§ **PROMPT**: Every line in the data below that has the word "this" should be returned.

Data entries
####################
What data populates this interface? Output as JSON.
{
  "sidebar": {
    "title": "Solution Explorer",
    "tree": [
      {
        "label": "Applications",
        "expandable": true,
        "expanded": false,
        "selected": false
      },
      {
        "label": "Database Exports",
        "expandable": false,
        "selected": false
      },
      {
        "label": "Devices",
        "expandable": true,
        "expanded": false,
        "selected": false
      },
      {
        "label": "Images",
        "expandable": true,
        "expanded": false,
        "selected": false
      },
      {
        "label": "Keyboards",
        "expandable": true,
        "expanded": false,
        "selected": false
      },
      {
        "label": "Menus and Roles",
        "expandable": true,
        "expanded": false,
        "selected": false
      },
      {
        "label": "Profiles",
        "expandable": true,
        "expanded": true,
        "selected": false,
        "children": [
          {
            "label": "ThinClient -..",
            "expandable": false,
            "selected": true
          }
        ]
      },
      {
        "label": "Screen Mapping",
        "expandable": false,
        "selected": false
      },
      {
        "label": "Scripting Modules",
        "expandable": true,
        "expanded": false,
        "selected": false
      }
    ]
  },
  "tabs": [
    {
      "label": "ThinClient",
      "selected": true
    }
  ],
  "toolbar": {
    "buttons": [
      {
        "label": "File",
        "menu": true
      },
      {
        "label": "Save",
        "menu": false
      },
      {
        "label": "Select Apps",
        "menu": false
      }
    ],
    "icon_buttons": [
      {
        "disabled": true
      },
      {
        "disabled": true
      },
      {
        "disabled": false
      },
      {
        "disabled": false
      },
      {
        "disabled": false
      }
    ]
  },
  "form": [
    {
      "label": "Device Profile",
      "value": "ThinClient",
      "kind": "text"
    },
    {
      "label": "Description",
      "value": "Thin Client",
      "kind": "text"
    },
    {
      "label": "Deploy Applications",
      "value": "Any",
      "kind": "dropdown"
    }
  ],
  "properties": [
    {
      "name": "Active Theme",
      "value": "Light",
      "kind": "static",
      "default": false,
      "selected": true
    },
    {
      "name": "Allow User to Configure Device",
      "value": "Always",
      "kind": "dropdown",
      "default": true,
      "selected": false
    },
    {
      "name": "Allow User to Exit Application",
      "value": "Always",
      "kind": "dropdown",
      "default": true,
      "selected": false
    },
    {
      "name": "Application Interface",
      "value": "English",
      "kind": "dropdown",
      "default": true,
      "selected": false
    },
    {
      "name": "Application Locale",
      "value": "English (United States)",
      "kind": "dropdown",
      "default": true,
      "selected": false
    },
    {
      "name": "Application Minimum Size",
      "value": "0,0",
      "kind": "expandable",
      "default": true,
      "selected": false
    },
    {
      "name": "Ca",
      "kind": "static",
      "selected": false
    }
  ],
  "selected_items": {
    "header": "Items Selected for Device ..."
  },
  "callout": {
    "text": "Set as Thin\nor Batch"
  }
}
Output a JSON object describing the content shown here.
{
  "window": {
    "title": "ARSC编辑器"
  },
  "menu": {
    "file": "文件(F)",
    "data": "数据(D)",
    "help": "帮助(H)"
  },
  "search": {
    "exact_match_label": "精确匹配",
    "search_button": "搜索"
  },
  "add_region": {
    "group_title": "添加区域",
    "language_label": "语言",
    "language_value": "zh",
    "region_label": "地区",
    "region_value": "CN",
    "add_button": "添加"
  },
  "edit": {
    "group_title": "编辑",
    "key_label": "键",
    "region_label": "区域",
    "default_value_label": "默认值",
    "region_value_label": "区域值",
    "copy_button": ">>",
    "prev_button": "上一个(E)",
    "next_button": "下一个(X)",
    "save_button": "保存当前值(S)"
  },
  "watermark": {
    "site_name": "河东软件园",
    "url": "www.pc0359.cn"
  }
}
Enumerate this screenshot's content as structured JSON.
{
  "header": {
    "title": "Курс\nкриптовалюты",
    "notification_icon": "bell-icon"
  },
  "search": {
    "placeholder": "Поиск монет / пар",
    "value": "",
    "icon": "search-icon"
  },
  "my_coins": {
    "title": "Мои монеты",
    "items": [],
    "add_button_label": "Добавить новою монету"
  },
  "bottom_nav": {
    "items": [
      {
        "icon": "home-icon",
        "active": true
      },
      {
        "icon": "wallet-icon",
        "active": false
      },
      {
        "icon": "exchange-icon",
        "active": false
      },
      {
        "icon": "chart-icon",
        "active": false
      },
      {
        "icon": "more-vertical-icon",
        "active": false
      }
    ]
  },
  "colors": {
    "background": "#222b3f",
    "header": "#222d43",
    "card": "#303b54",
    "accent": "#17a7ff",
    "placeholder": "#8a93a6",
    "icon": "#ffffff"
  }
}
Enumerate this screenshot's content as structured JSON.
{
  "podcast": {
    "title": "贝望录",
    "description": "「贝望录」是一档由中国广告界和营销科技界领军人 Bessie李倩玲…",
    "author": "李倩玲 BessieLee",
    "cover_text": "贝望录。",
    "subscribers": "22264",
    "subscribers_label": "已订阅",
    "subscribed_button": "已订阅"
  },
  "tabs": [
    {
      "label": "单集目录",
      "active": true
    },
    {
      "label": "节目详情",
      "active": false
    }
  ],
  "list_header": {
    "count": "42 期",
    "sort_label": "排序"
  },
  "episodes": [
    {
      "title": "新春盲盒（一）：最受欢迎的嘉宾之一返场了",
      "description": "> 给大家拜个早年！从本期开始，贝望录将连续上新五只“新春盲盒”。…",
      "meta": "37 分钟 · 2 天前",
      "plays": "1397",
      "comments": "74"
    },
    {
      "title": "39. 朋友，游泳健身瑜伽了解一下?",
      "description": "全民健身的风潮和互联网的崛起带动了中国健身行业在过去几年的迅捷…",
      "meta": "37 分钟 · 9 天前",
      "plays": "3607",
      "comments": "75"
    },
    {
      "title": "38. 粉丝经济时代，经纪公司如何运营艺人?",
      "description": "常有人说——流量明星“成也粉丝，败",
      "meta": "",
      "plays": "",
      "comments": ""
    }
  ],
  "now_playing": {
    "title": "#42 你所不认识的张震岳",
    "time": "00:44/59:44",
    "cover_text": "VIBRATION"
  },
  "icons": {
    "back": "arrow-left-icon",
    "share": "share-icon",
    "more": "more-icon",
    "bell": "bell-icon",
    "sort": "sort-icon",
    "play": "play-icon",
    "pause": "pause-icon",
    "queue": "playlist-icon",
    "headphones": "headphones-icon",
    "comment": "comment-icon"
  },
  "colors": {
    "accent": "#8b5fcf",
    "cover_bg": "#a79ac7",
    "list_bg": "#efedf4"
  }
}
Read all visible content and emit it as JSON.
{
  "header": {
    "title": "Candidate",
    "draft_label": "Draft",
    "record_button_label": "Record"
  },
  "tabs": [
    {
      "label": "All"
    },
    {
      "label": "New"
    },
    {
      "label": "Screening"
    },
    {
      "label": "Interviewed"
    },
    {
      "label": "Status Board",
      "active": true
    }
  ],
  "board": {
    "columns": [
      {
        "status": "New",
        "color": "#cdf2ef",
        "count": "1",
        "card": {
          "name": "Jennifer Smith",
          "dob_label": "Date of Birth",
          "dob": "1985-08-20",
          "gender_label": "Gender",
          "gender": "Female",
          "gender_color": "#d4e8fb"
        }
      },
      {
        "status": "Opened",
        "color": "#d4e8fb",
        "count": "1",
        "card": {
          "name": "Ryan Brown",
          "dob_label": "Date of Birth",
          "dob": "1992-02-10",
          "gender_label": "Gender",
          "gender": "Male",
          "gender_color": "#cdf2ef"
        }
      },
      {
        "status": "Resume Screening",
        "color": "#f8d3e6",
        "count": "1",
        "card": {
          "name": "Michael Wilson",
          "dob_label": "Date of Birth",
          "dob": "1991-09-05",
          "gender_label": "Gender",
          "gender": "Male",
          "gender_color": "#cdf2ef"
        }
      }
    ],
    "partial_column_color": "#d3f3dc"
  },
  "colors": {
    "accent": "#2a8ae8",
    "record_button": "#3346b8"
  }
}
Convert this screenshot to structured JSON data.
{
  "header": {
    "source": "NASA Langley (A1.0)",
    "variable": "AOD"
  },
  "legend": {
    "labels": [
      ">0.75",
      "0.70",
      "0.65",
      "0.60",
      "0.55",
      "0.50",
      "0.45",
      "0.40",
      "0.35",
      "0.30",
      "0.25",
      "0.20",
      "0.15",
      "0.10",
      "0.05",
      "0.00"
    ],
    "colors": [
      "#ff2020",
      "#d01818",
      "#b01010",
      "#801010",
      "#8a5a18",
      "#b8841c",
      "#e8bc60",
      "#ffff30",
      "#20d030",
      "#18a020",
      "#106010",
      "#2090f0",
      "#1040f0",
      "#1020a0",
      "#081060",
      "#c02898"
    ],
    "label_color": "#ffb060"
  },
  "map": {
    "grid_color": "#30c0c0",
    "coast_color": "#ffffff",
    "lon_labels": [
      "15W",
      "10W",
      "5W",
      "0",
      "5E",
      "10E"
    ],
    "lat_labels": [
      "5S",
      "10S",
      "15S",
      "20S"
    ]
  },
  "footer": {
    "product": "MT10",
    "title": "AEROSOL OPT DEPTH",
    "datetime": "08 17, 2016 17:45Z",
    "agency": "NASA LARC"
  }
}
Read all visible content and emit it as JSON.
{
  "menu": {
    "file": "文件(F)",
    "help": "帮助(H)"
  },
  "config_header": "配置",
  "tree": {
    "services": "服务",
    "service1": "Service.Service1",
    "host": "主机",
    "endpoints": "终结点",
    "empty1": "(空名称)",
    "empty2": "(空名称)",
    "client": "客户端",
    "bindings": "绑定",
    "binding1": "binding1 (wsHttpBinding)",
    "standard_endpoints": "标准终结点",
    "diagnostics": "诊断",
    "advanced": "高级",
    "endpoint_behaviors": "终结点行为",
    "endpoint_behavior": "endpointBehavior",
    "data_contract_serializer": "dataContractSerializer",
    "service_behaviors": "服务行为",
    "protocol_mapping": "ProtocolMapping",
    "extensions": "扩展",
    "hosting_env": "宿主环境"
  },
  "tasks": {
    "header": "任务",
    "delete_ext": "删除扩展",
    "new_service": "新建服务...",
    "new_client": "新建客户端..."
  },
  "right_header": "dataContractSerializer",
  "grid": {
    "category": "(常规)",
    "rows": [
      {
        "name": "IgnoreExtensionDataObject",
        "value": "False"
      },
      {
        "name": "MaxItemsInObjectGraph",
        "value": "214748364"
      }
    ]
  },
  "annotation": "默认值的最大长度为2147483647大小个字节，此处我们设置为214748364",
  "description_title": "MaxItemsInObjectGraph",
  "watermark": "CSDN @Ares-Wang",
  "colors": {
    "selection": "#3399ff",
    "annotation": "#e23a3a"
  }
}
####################
§ **ANSWER**:
What data populates this interface? Output as JSON.
Enumerate this screenshot's content as structured JSON.
Enumerate this screenshot's content as structured JSON.
Convert this screenshot to structured JSON data.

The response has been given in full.